____ PROVIDED DATA

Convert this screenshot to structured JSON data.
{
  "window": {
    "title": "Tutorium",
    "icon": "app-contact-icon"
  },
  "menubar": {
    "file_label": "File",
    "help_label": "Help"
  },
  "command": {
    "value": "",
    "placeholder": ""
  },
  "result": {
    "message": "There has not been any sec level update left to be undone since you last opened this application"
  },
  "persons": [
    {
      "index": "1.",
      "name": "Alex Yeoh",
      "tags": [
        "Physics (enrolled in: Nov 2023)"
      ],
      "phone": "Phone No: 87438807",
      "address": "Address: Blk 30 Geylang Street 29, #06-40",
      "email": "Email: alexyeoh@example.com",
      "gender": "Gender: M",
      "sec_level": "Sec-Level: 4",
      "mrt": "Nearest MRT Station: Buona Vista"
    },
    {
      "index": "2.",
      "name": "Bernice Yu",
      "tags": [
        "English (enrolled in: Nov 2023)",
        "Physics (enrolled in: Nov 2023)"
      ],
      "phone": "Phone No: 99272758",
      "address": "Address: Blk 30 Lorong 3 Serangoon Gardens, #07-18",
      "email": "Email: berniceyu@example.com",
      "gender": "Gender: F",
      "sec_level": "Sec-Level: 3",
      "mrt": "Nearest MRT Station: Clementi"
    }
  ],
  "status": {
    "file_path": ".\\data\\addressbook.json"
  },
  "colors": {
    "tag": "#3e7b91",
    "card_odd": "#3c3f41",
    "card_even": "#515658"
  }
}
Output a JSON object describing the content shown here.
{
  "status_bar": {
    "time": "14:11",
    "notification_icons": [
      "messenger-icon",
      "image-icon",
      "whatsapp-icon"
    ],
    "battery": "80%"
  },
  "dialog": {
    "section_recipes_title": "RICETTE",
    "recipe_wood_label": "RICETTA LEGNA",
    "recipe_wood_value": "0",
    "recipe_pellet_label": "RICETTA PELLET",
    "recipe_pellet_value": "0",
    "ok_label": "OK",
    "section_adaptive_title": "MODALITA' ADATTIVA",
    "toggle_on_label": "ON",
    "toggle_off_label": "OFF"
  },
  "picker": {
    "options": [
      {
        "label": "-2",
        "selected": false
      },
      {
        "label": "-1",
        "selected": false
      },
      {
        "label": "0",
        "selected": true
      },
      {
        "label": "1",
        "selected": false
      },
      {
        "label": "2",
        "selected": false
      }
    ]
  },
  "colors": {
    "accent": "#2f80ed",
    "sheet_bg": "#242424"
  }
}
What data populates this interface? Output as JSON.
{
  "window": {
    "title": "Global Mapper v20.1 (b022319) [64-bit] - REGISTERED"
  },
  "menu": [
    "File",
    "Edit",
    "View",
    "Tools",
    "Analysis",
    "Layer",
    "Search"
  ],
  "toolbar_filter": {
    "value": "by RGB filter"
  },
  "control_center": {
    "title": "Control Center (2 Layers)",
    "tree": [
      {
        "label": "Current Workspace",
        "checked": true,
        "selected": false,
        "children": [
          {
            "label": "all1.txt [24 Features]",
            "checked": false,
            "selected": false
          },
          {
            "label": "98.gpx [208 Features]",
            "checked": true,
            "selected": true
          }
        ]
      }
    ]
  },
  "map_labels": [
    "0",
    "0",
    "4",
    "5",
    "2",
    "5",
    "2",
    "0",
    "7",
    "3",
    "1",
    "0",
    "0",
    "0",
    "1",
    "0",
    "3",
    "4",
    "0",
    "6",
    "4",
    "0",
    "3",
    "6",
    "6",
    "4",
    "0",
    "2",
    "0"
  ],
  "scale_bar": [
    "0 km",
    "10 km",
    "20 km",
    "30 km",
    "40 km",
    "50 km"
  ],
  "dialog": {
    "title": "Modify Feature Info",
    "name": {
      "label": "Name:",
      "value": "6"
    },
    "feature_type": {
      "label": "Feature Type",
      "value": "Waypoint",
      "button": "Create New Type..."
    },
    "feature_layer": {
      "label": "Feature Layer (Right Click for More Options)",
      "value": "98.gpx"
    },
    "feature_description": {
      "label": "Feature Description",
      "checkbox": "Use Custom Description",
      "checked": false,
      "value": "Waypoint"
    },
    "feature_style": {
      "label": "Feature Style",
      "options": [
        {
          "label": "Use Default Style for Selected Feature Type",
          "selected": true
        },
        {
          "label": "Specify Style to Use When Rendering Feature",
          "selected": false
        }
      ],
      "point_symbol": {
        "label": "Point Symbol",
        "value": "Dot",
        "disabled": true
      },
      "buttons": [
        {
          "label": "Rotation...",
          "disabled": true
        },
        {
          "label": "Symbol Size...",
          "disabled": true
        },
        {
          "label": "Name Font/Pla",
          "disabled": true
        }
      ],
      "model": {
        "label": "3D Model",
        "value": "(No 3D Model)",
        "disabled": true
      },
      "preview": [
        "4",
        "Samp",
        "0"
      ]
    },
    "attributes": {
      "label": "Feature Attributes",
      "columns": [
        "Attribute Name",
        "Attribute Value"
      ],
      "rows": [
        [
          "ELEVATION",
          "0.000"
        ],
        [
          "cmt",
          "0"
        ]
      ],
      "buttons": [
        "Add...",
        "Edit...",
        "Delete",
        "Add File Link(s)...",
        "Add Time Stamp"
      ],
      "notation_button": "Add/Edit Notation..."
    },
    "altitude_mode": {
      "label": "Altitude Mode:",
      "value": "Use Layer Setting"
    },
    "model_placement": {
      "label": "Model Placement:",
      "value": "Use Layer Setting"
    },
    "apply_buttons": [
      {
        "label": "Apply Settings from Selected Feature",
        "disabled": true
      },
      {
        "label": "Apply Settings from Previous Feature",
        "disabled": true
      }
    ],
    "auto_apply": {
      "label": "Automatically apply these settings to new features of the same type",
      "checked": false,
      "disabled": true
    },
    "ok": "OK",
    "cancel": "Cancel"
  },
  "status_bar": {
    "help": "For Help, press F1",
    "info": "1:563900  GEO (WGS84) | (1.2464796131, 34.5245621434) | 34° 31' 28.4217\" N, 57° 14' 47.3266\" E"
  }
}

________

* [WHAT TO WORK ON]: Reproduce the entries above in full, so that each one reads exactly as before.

* [SOLUTION TO THIS PROBLEM]:
Convert this screenshot to structured JSON data.
{
  "window": {
    "title": "Tutorium",
    "icon": "app-contact-icon"
  },
  "menubar": {
    "file_label": "File",
    "help_label": "Help"
  },
  "command": {
    "value": "",
    "placeholder": ""
  },
  "result": {
    "message": "There has not been any sec level update left to be undone since you last opened this application"
  },
  "persons": [
    {
      "index": "1.",
      "name": "Alex Yeoh",
      "tags": [
        "Physics (enrolled in: Nov 2023)"
      ],
      "phone": "Phone No: 87438807",
      "address": "Address: Blk 30 Geylang Street 29, #06-40",
      "email": "Email: alexyeoh@example.com",
      "gender": "Gender: M",
      "sec_level": "Sec-Level: 4",
      "mrt": "Nearest MRT Station: Buona Vista"
    },
    {
      "index": "2.",
      "name": "Bernice Yu",
      "tags": [
        "English (enrolled in: Nov 2023)",
        "Physics (enrolled in: Nov 2023)"
      ],
      "phone": "Phone No: 99272758",
      "address": "Address: Blk 30 Lorong 3 Serangoon Gardens, #07-18",
      "email": "Email: berniceyu@example.com",
      "gender": "Gender: F",
      "sec_level": "Sec-Level: 3",
      "mrt": "Nearest MRT Station: Clementi"
    }
  ],
  "status": {
    "file_path": ".\\data\\addressbook.json"
  },
  "colors": {
    "tag": "#3e7b91",
    "card_odd": "#3c3f41",
    "card_even": "#515658"
  }
}
Output a JSON object describing the content shown here.
{
  "status_bar": {
    "time": "14:11",
    "notification_icons": [
      "messenger-icon",
      "image-icon",
      "whatsapp-icon"
    ],
    "battery": "80%"
  },
  "dialog": {
    "section_recipes_title": "RICETTE",
    "recipe_wood_label": "RICETTA LEGNA",
    "recipe_wood_value": "0",
    "recipe_pellet_label": "RICETTA PELLET",
    "recipe_pellet_value": "0",
    "ok_label": "OK",
    "section_adaptive_title": "MODALITA' ADATTIVA",
    "toggle_on_label": "ON",
    "toggle_off_label": "OFF"
  },
  "picker": {
    "options": [
      {
        "label": "-2",
        "selected": false
      },
      {
        "label": "-1",
        "selected": false
      },
      {
        "label": "0",
        "selected": true
      },
      {
        "label": "1",
        "selected": false
      },
      {
        "label": "2",
        "selected": false
      }
    ]
  },
  "colors": {
    "accent": "#2f80ed",
    "sheet_bg": "#242424"
  }
}
What data populates this interface? Output as JSON.
{
  "window": {
    "title": "Global Mapper v20.1 (b022319) [64-bit] - REGISTERED"
  },
  "menu": [
    "File",
    "Edit",
    "View",
    "Tools",
    "Analysis",
    "Layer",
    "Search"
  ],
  "toolbar_filter": {
    "value": "by RGB filter"
  },
  "control_center": {
    "title": "Control Center (2 Layers)",
    "tree": [
      {
        "label": "Current Workspace",
        "checked": true,
        "selected": false,
        "children": [
          {
            "label": "all1.txt [24 Features]",
            "checked": false,
            "selected": false
          },
          {
            "label": "98.gpx [208 Features]",
            "checked": true,
            "selected": true
          }
        ]
      }
    ]
  },
  "map_labels": [
    "0",
    "0",
    "4",
    "5",
    "2",
    "5",
    "2",
    "0",
    "7",
    "3",
    "1",
    "0",
    "0",
    "0",
    "1",
    "0",
    "3",
    "4",
    "0",
    "6",
    "4",
    "0",
    "3",
    "6",
    "6",
    "4",
    "0",
    "2",
    "0"
  ],
  "scale_bar": [
    "0 km",
    "10 km",
    "20 km",
    "30 km",
    "40 km",
    "50 km"
  ],
  "dialog": {
    "title": "Modify Feature Info",
    "name": {
      "label": "Name:",
      "value": "6"
    },
    "feature_type": {
      "label": "Feature Type",
      "value": "Waypoint",
      "button": "Create New Type..."
    },
    "feature_layer": {
      "label": "Feature Layer (Right Click for More Options)",
      "value": "98.gpx"
    },
    "feature_description": {
      "label": "Feature Description",
      "checkbox": "Use Custom Description",
      "checked": false,
      "value": "Waypoint"
    },
    "feature_style": {
      "label": "Feature Style",
      "options": [
        {
          "label": "Use Default Style for Selected Feature Type",
          "selected": true
        },
        {
          "label": "Specify Style to Use When Rendering Feature",
          "selected": false
        }
      ],
      "point_symbol": {
        "label": "Point Symbol",
        "value": "Dot",
        "disabled": true
      },
      "buttons": [
        {
          "label": "Rotation...",
          "disabled": true
        },
        {
          "label": "Symbol Size...",
          "disabled": true
        },
        {
          "label": "Name Font/Pla",
          "disabled": true
        }
      ],
      "model": {
        "label": "3D Model",
        "value": "(No 3D Model)",
        "disabled": true
      },
      "preview": [
        "4",
        "Samp",
        "0"
      ]
    },
    "attributes": {
      "label": "Feature Attributes",
      "columns": [
        "Attribute Name",
        "Attribute Value"
      ],
      "rows": [
        [
          "ELEVATION",
          "0.000"
        ],
        [
          "cmt",
          "0"
        ]
      ],
      "buttons": [
        "Add...",
        "Edit...",
        "Delete",
        "Add File Link(s)...",
        "Add Time Stamp"
      ],
      "notation_button": "Add/Edit Notation..."
    },
    "altitude_mode": {
      "label": "Altitude Mode:",
      "value": "Use Layer Setting"
    },
    "model_placement": {
      "label": "Model Placement:",
      "value": "Use Layer Setting"
    },
    "apply_buttons": [
      {
        "label": "Apply Settings from Selected Feature",
        "disabled": true
      },
      {
        "label": "Apply Settings from Previous Feature",
        "disabled": true
      }
    ],
    "auto_apply": {
      "label": "Automatically apply these settings to new features of the same type",
      "checked": false,
      "disabled": true
    },
    "ok": "OK",
    "cancel": "Cancel"
  },
  "status_bar": {
    "help": "For Help, press F1",
    "info": "1:563900  GEO (WGS84) | (1.2464796131, 34.5245621434) | 34° 31' 28.4217\" N, 57° 14' 47.3266\" E"
  }
}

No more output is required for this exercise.